Are you planning to buy a house? Is your house a bit older? Then you are going to thank us for today’s discussion because here we are about to discuss the most common problem that the walls of a house might have.
Yes, we are talking about the Rising Damp Problem that occurs when the brick foundation of a building absorbs water. As an outcome, the walls of your house get damaged. Now we will analyze the root causes of it and the ways of Dealing with the Rising Damp. So, let’s dive in!
What is Rising Damp in Simple Words?
Some damps damage the walls. Rising damp is one of these types of damps. According to rising damp experts, capillary action is the reason behind this. Sometimes the moisture of the base ground comes up via capillary action and affects the walls. The narrow and small tubes of the bricks suck the salty groundwater just like a bundle of tiny straws.
The walls of a building generally comprise timber and plasterworks. These materials consist of joists, skirtings, and boards. They absorb the groundwater and make the rot of the timbers wet.
The internal walls of a house become weak because of those Rising Damp External Walls. You will understand your walls are affected first when the wallpaper loosens and the paint and plaster decay. You will notice a stain on the surface when the wall has Rising Damp Problem. Sometimes salt blooms on the outer layer of a wall along with visible tide marks.
What are the common signs of Rising damp problems?
There are a few characteristics of rising damps that your walls have when these are affected.
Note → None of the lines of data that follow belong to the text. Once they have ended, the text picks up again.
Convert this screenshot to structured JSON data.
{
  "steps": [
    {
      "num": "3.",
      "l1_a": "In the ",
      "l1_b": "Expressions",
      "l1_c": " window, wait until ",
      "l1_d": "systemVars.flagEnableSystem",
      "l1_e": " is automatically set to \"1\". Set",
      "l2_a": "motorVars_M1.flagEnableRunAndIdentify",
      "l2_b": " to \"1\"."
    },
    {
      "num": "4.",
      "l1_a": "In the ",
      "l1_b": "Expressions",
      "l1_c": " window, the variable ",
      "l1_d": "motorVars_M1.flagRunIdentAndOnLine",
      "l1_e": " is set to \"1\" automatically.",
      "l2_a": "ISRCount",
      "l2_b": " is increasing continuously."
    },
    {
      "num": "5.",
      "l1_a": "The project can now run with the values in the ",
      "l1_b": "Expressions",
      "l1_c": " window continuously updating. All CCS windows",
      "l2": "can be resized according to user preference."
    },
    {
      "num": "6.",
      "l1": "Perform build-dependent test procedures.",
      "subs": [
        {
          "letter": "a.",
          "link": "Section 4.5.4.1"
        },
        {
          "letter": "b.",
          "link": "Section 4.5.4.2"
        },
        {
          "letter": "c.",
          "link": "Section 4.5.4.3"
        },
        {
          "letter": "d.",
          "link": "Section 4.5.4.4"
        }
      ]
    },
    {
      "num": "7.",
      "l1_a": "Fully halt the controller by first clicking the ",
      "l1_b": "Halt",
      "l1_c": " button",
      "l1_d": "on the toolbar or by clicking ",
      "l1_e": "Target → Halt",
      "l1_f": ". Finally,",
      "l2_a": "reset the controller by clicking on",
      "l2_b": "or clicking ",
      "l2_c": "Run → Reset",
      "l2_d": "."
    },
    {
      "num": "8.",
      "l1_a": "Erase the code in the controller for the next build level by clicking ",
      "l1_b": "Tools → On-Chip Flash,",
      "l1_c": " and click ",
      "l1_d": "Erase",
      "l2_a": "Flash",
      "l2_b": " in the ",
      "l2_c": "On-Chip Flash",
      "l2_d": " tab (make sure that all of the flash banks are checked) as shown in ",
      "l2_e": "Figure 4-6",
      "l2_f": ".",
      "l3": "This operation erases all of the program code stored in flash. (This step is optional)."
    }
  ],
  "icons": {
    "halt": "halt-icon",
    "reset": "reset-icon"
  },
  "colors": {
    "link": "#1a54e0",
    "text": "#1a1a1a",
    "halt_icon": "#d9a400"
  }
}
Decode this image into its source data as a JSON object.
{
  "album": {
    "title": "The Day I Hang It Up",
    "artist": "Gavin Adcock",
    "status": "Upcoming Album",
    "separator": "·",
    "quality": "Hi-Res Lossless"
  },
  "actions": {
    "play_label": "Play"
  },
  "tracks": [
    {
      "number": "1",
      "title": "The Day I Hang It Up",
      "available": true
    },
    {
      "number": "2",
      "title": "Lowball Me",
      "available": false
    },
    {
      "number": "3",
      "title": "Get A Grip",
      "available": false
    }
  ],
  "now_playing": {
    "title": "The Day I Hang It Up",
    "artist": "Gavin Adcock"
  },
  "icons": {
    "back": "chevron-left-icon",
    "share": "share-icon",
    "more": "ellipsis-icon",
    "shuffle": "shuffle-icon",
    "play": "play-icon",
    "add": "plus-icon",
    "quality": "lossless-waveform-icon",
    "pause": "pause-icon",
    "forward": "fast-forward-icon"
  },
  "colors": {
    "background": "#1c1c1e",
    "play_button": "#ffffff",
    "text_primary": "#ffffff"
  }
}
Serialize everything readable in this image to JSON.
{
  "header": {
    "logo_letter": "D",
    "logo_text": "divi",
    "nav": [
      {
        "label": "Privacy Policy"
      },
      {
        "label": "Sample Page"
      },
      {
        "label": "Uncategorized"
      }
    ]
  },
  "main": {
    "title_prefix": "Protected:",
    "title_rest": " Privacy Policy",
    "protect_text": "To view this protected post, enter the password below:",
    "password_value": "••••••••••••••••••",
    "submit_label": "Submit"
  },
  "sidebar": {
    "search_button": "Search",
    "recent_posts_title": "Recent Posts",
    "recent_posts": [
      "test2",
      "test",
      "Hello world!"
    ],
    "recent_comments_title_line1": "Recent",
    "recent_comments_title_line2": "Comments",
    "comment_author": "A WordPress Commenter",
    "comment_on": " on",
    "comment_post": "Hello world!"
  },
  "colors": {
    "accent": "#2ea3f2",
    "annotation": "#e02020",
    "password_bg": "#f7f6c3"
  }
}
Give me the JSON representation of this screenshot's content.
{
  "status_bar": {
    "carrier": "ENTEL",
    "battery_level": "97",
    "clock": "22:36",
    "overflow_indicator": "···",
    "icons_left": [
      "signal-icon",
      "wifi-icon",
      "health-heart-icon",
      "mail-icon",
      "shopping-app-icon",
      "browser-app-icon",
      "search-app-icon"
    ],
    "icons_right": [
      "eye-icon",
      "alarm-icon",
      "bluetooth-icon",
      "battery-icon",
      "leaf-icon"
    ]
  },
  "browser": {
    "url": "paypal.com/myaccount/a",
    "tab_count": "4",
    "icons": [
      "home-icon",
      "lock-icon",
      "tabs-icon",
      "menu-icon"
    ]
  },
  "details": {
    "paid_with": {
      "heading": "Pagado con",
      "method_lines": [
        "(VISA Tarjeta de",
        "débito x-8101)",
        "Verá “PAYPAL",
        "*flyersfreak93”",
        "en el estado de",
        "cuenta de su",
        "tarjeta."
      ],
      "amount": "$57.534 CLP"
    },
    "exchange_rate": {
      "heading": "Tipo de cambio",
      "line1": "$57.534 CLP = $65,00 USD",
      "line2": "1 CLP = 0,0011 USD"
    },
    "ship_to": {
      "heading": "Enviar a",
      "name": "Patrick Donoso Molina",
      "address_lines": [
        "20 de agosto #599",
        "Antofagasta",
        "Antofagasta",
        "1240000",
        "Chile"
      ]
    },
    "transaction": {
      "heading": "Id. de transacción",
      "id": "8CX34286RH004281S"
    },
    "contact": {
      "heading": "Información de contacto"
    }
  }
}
Consult immediately with your nearby damp treatment companies when you see any of those signs on your wall:
- Wet or damp patches on your wall
- Plaster consists of salt
- Bubbling and flaky wall plasters
- Musty or damp smell
- Crumbling bricks
- Morter between two bricks
- Visible tide marks
- Peeling paint
- Steel fastener
- Rotting floor and skirting board
- Black mold
- Rusting irons
Why Does Rising Damp Happen?
Building constructors generally install barriers at the base of a house to resist the groundwater from traveling up. They use a DPC as known as a damp proof course to establish the resistance. Those DPCs need to be water-resistant and non-absorbant. Manufactures use plastic, slate and bitumen to make the DPC non-absorbant.
Rising Damp External Walls occurs when a DPC fails to work. As time passes by, the DPC loses its capacity to resist water. From time to time the DPC starts bridging even when it remains robust. Then also rising damps appear. Check out the reasons why groundwater comes up bypassing DPC.
- Subfloor Void
- Debris in wall
- External renders
- Inside renders
- Overlapping plasters
- Solid floor
- Improper covering elements
- Abutting garden wall
- Bisecting building pattern
What are the most effective damp wall solutions?
Here we have covered the best ideas for Dealing with Rising Damp instantly. Have a look!
Clear and Drill the Damaged Wall:
Mark the discolored and wet area on the affected walls. Now wear a couple of sturdy hand gloves and be ready with a chisel and hamper. You will find many weak and loose portions of your wall plaster. Pull off those pieces. Now break the affected wall render by using the blade edge of a chisel and hammer. damp wall solutions.
Key elements to look over:
- The plaster that insulates your brick wall is called render.
- Use angle grinder when you cut through fast.
- Don’t remove the entire wall plaster if the rising damp problem damages a part of the wall.
Clean Out the Holes:
The walls of a building consist of some hole attachments. You can utilize them in a vacuum to remove the moisture and dust. Buy a DPC cream and fill the caulk gun with the entire tube. Stick the tip of the gun up to the deepest of the hole. Now trigger on the gun and fill the hole with cream.Apply the DPC cream this way into every hole of the bricks.
Keep the cream that way for one night. Eventually, the cream will melt into liquid and the bricks will absorb it. It makes the wall waterproof. The cream usually takes 12 hours to be completely set in the walls. Apply another layer of cream on the next day and keep it there for 12 hours. This is the best way of dealing with Rising Damp.
The rising damp problem is one of the most faced issues in old constructions. It happens when the foundation barriers fail to resist water or DPC deteriorates. But you can easily avoid it by using a simple trick.
Generally, constructors suggest renovating or anti-sulfur plaster when you replaster your building. But, rising damp experts prefer lime plasters for reducing future chances of rising damps. Usage of soft distemper and limewash while painting increases breathability. Implement those suggestions when you paint or plaster your house and enjoy happy living with no risk of rising damp.